Huawei CloudEngine switches are a core component of the company's Cloud Connect solution. (Image by Huawei)

Huawei CloudEngine switches are a core component of the company's Cloud Connect solution. (Image by Huawei)

Huawei’s Cloud Connect Seeks to Link Multiple Clouds, Integrate Physical and Virtual

Add Your Comments

Huawei, the Chinese networking equipment giant, announced Agile Data Center Cloud Connect — a solution designed to simplify building cloud service systems for enterprises, aiming to address challenges associated with mixing physical and virtual devices in cloud infrastructure.

The main components are Huawei’s CloudEngine series of data center switches and Agile Controller cloud applications. It also includes cloud platforms and data center network resources for simple automation.
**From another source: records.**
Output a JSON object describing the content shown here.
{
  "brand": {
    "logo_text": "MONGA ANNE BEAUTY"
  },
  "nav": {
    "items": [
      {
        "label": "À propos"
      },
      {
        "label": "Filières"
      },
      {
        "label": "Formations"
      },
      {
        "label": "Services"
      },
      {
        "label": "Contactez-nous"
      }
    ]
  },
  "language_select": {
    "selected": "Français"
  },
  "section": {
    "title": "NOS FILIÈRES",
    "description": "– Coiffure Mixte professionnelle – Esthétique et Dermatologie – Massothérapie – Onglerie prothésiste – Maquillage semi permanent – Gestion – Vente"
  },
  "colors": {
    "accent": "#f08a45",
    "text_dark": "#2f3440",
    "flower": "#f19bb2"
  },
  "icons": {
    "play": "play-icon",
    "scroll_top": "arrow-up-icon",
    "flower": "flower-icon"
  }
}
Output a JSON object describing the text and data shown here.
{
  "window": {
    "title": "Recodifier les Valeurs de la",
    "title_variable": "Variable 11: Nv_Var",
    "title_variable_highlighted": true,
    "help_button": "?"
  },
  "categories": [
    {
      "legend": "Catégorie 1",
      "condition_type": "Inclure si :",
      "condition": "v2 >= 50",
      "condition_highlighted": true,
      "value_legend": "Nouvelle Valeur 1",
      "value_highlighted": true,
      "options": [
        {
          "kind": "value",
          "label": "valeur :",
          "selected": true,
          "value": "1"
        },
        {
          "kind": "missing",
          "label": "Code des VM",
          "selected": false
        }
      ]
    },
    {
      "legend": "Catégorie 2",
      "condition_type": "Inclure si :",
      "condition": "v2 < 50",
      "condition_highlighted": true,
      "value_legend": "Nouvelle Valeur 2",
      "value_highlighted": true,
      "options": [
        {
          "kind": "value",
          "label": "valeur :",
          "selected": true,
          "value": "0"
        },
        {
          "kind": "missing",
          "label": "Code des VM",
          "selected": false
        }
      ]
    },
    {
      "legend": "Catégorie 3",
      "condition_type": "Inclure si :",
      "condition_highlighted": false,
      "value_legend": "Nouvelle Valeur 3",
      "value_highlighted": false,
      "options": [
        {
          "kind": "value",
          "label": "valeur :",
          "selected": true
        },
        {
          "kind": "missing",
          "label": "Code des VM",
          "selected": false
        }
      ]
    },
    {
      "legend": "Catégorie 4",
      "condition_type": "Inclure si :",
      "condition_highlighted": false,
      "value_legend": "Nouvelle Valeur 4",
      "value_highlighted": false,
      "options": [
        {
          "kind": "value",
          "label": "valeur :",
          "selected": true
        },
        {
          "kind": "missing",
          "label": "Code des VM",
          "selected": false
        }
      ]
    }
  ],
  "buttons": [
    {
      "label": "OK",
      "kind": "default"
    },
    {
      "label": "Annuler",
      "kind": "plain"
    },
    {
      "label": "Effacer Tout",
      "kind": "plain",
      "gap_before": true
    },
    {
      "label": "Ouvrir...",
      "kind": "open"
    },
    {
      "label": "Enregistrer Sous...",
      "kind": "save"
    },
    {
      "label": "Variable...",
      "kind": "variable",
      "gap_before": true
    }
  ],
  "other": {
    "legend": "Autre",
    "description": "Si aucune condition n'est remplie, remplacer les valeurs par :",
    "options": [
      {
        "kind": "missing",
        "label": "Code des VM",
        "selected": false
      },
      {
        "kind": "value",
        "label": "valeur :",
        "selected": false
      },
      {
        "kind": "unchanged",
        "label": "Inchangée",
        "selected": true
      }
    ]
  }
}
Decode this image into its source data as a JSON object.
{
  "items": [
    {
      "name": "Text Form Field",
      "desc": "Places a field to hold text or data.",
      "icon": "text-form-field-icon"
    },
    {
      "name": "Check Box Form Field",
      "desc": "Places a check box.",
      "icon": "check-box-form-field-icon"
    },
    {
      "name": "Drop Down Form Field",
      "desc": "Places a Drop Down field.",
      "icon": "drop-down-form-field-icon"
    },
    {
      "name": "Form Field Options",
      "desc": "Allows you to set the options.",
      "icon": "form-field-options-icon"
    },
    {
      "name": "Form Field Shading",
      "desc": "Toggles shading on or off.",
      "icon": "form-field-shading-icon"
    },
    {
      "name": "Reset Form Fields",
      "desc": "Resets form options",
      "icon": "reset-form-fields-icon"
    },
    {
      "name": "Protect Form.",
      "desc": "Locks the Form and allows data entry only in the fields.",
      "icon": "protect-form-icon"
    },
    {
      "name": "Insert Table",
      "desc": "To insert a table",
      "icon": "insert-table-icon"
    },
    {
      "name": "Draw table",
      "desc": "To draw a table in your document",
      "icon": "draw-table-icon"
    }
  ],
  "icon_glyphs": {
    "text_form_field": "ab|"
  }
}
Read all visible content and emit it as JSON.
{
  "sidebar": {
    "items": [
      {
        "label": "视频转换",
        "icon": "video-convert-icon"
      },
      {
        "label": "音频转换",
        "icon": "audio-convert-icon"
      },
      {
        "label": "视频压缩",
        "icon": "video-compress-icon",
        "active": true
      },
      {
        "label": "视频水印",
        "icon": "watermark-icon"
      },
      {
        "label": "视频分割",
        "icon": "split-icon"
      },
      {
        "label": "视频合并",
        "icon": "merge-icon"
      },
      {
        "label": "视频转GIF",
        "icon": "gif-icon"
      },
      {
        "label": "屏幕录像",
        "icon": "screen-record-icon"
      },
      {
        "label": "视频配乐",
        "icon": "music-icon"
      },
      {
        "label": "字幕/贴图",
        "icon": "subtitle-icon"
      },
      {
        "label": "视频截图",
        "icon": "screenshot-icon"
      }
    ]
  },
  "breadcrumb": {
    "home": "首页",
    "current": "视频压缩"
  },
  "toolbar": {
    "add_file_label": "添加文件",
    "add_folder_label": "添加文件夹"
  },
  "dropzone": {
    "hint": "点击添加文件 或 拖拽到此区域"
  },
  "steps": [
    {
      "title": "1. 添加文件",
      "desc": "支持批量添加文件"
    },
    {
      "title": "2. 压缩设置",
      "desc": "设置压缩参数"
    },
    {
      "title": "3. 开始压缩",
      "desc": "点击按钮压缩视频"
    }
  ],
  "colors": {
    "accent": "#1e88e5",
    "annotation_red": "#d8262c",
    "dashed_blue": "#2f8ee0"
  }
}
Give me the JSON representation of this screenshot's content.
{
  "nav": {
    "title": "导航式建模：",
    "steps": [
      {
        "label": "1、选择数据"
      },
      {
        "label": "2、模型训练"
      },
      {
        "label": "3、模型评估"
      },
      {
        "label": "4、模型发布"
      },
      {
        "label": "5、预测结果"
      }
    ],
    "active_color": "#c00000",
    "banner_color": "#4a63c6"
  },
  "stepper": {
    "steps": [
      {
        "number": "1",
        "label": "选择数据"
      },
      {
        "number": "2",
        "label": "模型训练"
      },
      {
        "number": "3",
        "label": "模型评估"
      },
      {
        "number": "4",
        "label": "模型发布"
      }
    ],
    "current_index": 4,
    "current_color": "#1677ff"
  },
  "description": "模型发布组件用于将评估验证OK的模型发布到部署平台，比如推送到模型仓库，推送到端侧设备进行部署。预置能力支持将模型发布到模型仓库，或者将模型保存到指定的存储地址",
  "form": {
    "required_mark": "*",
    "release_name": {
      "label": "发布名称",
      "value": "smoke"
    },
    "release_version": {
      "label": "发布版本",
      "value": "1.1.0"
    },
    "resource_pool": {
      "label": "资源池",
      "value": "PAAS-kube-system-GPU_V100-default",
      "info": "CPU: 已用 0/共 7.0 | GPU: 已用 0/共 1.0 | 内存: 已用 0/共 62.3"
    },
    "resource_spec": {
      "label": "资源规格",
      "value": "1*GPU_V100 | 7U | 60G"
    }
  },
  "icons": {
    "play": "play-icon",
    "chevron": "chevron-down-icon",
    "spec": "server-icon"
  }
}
Huawei launched its data center network architecture, called Cloud Fabric Data Center, in 2012. The company says the solution has attracted about 360 global customers to date.

About 1,800 of its CE12800 switches have been deployed in cloud computing data centers, and the vendor is now looking to integrate and connect all of moving pieces.

“We’ve introduced the Agile Data Center Cloud Connect Solution and we want to work with our partners to build a fully integrated cloud service system,” said Liu Shaowei, president of Huawei’s enterprise networking product line. “The solution will integrate network, compute and store resources in data centers to unify the virtual and physical network worlds, implementing multi-cloud connectivity and cloud-based network automation to make cloud computing simpler.”

Rapid development of cloud computing, Big Data and mobility have brought unprecedented data center infrastructure challenges as well as opportunities.

“Currently, enterprise servers, storage devices and switches in data centers are highly virtualized,” said Shaowei. “These devices form a virtual world to support cloud computing. However, there are still a large number of independent physical network devices in data centers, and the distinction between the virtual and physical worlds makes it difficult to implement fast service deployment, unified resource allocation, fault isolation and diagnosis and automated service optimization.”

Automatic network configuration

Cloud Connect is about connecting clouds, so it’s not just a clever name. The aim is to allow IT administrators to ensure the provision of network resources and implement cloud-based network migration more effectively. It helps to define and adjust network requirements.

The Agile Controller is capable of interpreting three types of perspectives: the application profile perspective, the logical network perspective and the physical network perspective. It automatically converts application profiles into the required logical networks and delivers the associated configurations to physical network devices, allowing network resources to be dynamically migrated or adjusted on-demand and based on service requirements.

Interlinking an ecosystem

Huawei is building a cloud computing data center ecosystem, which Cloud Connect helps to interconnect. The company wants to link various cloud platforms, unifying ICT resource allocation and allowing seamless integration with popular cloud platforms. It works with:

  •  VMware’s vCloud cloud management platform and NSX network virtualization platform to provide automated network policy migration and VxLAN based hardware gateway solutions.
  • Microsoft’s Cloud OS to provide a hybrid overlay fabric network solution. This has been successfully deployed in China Mobile’s cloud computing data center in Guangdong.
  • It also connects to cloud platforms such as OpenStack, for centralized management of the network and IT resources.
  • It connects to the Huawei FusionSphere cloud platform to deliver an end-to-end distributed cloud data center (DC2) solution.

Cloud Connect displays both physical and virtual network resources in a unified view. It decouples logical networks from physical networks and abstracts the differences and dependencies between them. Decoupling makes it compatible with various physical network models and technologies.

About the Author

Jason Verge is an Editor/Industry Analyst on the Data Center Knowledge team with a strong background in the data center and Web hosting industries. In the past he’s covered all things Internet Infrastructure, including cloud (IaaS, PaaS and SaaS), mass market hosting, managed hosting, enterprise IT spending trends and M&A. He writes about a range of topics at DCK, with an emphasis on cloud hosting.

Add Your Comments

  • (will not be published)